To somebody used to Call of Duty or Assassin’s Creed, this may seem an archaic way to play. However, it has several advantages. Real-time games favor the young, who have the best response times. Turn-based games level the field. Which is nice for people like me. I often lag behind in co-op games, you see. I’m not bad at them, but I rarely end up with the highest kill scores in, for example, Left For Dead. I’ve never been fast, and I’ve reached forty.
Turn-based games have there place. They’ve been a staple of Japanese RPGs since forever, and games like X-Com and Shadowrun. Interestingly, the people behind the biggest RPG franchise of Japan — Final Fantasy — decided a decade back that turn-based is old and made the newer installments real-time. To their detriment.
A co-op roleplaying experience
I’ve played a lot of games with friends. From Halo to Trine to Heave Ho. But I can’t remember ever playing a turn-based RPG in co-op. No wait, I think I played the original Baldur’s Gate with my brother for one session, some twenty years ago. It wasn’t a success.
Divinity, though, is a fun co-op passtime. It took a little getting used to, but with headset on, the four of us are now battling our way through the world of Rivellon. It’s fun, and because it’s turn-based, pretty relaxing.
Of course, my fellow players might hate me a bit. I’m playing ‘the Red Prince’, a fire-breathing dragon-humanoid – meaning there’s usually a lot of fire in combat. I set several of them on fire already, and blew up most of our party in the middle of combat when I ignited a large puddle of poison and the oil barrel inside it caught fire.

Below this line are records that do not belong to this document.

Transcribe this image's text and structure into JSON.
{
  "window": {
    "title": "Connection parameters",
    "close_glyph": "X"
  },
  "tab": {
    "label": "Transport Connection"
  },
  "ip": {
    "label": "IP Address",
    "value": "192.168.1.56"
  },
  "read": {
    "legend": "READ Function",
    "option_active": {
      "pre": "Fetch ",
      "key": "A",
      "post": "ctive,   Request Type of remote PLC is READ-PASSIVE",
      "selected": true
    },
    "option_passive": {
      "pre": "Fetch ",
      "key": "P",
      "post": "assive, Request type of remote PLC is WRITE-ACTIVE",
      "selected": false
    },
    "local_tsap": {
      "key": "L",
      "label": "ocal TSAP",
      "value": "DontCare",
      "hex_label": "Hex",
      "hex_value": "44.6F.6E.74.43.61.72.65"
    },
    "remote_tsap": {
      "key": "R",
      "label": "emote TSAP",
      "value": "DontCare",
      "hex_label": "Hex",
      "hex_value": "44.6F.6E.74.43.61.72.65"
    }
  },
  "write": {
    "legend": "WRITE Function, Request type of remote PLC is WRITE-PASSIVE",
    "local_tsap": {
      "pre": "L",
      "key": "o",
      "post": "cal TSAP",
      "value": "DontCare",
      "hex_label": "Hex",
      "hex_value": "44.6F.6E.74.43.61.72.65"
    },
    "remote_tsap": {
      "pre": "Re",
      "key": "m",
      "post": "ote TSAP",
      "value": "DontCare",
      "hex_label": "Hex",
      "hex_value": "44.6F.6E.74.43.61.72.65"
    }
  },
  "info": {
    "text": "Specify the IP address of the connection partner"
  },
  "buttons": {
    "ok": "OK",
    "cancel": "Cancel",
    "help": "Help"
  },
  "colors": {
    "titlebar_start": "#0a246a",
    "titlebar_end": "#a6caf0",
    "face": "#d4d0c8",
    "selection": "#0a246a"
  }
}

But hey, it happens.
I like Divinity 2. It’s a great game, and I love the turn-based system as well as the graphics.
If you liked games like Baldur’s Gate and turn-based RPGs like Shadowrun, you can’t really go wrong with Divinity: Original Sin 2. Especially when you learn that the studio making this game has been entrusted with creating Baldur’s Gate 3.
If you don’t like turn-based games or RPGs, well, this might not be the game for you.